|Plant-Derived Phytoestrogens||Certain plants contain substances known as phytoestrogens that mimic the effects of estrogen in the body. Medical treatments using phytoestrogen supplements can help alleviate symptoms associated with lowered levels of estrogen such as hot flashes and night sweats.|
|Lifestyle Modifications & Counseling||In some cases, doctors may recommend lifestyle changes along with medical treatments to manage body heat fluctuations effectively. This could involve dietary modifications, regular exercise, stress management techniques like yoga or meditation, and even counseling sessions if emotional or psychological factors contribute significantly to temperature surges.|
|Regular Monitoring & Adjustment of Treatments||Regardless of what type of therapy is employed, ongoing monitoring is paramount for successful management of pre-menopausal symptoms. Regular check-ups allow healthcare professionals to assess whether a particular treatment plan is working effectively or needs adjustment based on individual response.|
Overall, while dealing with fluctuating body temperatures during pre-menopause can be challenging; numerous medical interventions exist today offering relief from this condition’s discomforting effects. Always consult your healthcare provider before starting any new treatment regimen for managing menopausal symptoms.
Preventive Measures to Combat Uncomfortable Warming Sensations
Transitioning into the pre-menopausal phase can present a plethora of challenges, primarily coping with uncomfortable warming sensations. However, arming oneself with the right knowledge and adopting certain preventive measures can greatly alleviate these discomforts. Be aware of potential triggers like spicy food, caffeine, alcohol, and stress, which lead to hot flashes. In addition, clothing choices can significantly impact comfort levels. Wearing breathable, loose-fitting clothing and dressing in layers to easily adjust to sudden temperature changes is recommended.

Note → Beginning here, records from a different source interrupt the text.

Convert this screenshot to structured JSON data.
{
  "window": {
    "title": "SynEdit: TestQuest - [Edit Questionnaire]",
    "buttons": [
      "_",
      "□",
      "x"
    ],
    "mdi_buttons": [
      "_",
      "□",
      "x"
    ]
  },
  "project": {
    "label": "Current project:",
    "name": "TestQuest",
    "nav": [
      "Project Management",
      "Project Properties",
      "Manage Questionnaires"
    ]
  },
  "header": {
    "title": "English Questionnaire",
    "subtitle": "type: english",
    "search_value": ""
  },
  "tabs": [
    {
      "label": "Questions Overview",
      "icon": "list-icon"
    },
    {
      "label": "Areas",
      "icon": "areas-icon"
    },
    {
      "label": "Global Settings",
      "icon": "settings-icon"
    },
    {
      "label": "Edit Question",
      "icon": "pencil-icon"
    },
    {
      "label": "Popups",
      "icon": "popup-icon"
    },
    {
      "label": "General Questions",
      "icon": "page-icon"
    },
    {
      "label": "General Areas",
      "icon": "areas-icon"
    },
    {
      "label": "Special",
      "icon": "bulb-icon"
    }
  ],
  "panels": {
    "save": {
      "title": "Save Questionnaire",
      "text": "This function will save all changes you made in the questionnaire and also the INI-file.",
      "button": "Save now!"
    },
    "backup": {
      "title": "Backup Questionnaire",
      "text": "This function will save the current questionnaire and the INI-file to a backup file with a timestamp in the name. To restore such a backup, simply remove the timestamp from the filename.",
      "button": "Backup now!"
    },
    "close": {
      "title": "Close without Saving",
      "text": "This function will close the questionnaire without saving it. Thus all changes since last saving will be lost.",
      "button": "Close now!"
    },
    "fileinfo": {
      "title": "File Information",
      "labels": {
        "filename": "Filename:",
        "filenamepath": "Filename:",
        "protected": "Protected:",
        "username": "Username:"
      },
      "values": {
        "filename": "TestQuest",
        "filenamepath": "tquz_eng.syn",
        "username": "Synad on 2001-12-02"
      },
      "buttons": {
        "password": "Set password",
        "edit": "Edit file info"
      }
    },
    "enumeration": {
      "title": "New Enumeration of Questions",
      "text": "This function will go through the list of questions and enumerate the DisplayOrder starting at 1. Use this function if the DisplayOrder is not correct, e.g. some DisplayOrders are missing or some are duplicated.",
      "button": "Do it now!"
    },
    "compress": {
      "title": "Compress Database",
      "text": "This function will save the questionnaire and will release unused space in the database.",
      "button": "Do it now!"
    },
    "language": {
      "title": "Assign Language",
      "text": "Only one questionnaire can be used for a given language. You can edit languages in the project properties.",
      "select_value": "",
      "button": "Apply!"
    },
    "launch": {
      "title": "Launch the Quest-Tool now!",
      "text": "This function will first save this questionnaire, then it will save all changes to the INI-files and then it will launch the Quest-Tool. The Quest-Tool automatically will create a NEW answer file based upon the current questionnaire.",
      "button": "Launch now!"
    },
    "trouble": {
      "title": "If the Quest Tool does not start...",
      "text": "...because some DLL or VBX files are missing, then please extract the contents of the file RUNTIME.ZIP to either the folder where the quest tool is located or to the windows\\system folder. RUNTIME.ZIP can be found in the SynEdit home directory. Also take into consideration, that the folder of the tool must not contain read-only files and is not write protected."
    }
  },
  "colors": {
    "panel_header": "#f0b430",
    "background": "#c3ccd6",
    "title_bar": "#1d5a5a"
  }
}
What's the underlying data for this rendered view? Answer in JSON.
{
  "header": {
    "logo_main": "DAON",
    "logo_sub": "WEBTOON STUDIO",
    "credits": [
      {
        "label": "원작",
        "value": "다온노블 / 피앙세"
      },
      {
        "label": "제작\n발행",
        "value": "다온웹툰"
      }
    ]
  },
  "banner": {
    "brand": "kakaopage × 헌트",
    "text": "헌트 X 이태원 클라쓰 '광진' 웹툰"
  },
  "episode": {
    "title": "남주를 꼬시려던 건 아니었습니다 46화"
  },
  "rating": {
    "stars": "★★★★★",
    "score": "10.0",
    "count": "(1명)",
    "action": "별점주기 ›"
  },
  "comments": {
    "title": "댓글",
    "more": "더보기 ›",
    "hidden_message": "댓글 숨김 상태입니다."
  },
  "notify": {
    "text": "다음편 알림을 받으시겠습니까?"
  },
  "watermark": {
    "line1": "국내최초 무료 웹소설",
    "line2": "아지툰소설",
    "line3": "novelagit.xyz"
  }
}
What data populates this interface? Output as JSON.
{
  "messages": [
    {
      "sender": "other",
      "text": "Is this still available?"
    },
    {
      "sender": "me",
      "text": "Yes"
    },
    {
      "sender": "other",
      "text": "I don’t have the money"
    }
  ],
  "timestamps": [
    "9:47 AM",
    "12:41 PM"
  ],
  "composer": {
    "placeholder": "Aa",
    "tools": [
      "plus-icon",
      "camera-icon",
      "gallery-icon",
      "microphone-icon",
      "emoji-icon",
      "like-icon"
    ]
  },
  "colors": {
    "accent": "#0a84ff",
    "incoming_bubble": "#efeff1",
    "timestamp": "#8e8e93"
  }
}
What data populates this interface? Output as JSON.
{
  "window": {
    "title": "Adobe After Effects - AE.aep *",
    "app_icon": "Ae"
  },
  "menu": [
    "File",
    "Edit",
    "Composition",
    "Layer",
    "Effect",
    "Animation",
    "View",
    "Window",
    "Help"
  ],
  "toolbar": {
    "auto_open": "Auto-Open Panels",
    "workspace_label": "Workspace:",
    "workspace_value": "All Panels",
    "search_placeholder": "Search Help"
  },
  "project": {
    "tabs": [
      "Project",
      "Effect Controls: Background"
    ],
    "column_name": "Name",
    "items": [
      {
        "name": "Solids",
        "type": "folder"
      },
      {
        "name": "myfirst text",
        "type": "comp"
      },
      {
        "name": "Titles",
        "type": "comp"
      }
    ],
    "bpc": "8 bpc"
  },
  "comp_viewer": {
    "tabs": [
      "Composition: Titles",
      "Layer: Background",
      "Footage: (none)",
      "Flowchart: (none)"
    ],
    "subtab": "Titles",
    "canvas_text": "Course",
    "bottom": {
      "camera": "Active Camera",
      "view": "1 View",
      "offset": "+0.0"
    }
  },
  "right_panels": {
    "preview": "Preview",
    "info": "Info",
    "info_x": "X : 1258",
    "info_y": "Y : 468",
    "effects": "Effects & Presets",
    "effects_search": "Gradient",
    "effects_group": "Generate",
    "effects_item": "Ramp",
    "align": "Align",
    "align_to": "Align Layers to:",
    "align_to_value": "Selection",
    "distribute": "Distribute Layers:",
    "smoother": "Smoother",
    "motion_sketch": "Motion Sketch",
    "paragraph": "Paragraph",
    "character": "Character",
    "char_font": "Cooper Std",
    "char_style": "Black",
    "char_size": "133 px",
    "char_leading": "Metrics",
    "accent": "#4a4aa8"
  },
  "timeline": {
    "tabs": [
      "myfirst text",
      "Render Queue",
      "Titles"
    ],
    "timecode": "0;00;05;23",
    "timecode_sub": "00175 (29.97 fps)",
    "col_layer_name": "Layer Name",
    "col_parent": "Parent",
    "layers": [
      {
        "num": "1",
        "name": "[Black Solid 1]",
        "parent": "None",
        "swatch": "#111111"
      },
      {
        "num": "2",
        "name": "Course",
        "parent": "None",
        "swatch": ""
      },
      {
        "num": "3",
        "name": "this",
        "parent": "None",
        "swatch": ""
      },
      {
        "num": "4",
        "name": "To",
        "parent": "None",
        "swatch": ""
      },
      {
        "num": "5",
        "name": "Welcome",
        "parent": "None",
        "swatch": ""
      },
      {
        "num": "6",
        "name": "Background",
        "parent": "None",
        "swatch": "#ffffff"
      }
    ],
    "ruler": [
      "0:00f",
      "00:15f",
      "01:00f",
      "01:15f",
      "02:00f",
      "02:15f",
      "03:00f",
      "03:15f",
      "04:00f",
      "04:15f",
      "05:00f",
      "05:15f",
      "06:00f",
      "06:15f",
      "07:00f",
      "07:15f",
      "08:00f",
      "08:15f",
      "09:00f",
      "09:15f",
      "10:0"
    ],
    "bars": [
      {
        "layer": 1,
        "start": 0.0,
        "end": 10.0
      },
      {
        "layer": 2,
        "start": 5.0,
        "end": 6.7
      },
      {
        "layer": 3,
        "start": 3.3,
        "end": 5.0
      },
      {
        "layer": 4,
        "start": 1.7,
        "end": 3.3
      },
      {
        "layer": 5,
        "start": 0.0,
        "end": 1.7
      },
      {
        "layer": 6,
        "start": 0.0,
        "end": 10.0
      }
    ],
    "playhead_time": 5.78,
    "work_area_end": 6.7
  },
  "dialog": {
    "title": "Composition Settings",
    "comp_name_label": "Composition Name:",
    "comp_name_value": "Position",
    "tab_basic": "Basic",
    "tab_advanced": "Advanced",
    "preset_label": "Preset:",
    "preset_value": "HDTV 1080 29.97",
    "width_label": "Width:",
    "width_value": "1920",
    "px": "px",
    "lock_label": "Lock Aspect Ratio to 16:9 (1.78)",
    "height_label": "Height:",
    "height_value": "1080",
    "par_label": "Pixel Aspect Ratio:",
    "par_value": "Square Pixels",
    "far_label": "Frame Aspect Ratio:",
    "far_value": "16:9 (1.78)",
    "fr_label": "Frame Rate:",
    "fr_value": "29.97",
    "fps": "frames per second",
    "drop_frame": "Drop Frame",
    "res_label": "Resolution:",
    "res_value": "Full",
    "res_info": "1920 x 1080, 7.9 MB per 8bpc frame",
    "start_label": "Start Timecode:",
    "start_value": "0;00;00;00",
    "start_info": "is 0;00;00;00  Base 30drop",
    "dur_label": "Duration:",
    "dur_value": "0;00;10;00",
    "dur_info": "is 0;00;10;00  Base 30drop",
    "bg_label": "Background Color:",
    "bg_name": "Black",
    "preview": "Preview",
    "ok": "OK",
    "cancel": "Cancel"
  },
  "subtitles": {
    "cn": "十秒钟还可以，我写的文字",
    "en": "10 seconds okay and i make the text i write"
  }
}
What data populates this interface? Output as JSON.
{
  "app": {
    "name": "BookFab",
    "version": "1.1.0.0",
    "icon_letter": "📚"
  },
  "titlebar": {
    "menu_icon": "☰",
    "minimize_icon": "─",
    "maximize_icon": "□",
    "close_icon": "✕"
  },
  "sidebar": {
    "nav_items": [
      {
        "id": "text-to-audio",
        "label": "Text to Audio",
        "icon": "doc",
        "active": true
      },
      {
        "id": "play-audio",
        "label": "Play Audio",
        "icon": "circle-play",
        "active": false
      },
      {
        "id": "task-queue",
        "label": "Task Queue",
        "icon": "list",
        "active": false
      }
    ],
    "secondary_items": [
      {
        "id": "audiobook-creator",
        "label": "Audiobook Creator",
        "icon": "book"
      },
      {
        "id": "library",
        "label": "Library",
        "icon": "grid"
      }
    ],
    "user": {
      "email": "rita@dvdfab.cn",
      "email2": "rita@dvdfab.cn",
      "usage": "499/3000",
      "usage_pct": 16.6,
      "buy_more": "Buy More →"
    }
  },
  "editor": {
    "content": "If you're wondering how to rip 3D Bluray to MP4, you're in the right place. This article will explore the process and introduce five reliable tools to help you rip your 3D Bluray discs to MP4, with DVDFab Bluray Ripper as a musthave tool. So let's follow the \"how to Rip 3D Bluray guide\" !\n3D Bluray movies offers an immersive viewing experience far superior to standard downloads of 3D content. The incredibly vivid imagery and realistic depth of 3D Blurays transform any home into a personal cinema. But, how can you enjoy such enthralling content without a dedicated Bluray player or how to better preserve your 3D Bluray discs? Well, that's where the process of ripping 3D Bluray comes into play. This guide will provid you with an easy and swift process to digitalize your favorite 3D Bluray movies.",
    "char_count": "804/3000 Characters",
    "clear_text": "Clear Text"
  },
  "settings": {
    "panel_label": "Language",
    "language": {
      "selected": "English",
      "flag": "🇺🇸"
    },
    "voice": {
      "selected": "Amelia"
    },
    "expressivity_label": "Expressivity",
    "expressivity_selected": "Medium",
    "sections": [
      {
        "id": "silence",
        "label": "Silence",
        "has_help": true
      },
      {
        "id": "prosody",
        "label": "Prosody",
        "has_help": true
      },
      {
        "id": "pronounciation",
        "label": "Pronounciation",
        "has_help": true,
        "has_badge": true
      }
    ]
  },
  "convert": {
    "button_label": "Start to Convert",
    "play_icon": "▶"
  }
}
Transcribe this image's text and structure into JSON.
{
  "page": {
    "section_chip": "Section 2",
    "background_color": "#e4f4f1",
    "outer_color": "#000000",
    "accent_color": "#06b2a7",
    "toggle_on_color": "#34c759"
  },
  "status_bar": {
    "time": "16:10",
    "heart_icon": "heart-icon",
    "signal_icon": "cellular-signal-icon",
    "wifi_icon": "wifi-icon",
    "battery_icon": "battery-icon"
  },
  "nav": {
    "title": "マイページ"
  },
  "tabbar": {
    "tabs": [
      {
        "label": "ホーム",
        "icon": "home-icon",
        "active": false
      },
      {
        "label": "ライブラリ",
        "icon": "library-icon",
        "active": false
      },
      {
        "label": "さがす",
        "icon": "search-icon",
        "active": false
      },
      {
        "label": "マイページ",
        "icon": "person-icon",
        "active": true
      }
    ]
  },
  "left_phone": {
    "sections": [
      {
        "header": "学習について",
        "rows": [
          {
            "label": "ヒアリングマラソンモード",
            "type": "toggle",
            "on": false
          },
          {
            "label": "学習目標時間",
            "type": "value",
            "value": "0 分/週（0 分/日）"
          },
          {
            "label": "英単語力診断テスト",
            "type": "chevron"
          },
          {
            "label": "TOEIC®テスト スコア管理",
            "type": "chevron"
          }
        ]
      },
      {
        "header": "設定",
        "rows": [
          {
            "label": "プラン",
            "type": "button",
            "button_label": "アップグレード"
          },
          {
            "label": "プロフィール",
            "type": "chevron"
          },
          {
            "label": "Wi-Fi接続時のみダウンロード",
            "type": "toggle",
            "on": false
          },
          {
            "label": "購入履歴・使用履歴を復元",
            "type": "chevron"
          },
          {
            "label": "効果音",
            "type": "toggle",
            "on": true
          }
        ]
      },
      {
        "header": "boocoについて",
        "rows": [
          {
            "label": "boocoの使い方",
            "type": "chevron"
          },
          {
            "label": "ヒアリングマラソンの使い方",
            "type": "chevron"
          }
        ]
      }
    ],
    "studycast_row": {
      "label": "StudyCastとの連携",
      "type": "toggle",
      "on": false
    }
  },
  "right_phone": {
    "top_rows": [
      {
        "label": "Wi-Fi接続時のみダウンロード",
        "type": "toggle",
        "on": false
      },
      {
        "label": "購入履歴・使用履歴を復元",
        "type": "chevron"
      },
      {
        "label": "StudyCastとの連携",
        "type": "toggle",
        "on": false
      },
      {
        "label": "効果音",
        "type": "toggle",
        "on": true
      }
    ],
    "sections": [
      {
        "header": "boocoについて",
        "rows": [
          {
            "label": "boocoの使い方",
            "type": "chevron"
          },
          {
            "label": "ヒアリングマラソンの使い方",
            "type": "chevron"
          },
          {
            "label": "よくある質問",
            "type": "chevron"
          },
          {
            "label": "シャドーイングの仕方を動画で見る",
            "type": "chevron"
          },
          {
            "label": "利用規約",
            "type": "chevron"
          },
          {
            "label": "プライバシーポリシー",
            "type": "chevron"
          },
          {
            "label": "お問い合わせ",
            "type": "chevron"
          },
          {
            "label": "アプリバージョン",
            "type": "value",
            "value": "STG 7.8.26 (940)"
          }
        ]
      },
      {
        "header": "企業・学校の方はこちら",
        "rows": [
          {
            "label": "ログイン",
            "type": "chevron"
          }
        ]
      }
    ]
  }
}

Regular physical activity is another essential preventive measure that contributes to overall health and well-being. Exercise not only helps to balance hormones, but also significantly improves mood and reduces stress levels, which can exacerbate the symptoms of pre-menopause. Furthermore, mindful practices such as meditation, yoga, and deep breathing can help manage these warming sensations. Consistent, restful sleep must also be prioritized, as a lack of sleep can aggravate the frequency and intensity of hot flashes. Finally, maintaining a balanced diet rich in fruits, vegetables, whole grains, and lean proteins can support hormone regulation and mitigate body heat fluctuations.
Navigating Health Changes: A Comprehensive Guide to Pre-Menopause
Pre-menopause, also known as perimenopause, is a transitional phase in a woman’s life characterized by a gradual decline in the production of reproductive hormones. This phase, which usually starts in a woman’s mid to late 40s, precedes menopause and can last for a few years. During this time, women may experience various symptoms such as irregular menstrual cycles, sleep disturbances, mood swings, and most notably, episodes of increased body temperature commonly referred to as “hot flashes”.
A comprehensive understanding of these health changes is essential for women to navigate this phase effectively. It isn’t simply about managing symptoms, but also about making proactive decisions for future wellness. Regular monitoring of hormonal fluctuations becomes crucial during this phase since it helps in tracking the severity and frequency of symptoms. Furthermore, a woman should also focus on wholesome nutrition, regular exercise, stress reduction techniques, and healthy lifestyle choices to support her body during this significant transition. The key is to approach this change not as an insurmountable hurdle, but as an integral part of womanhood, that with the right knowledge and resources, can be tackled proficiently.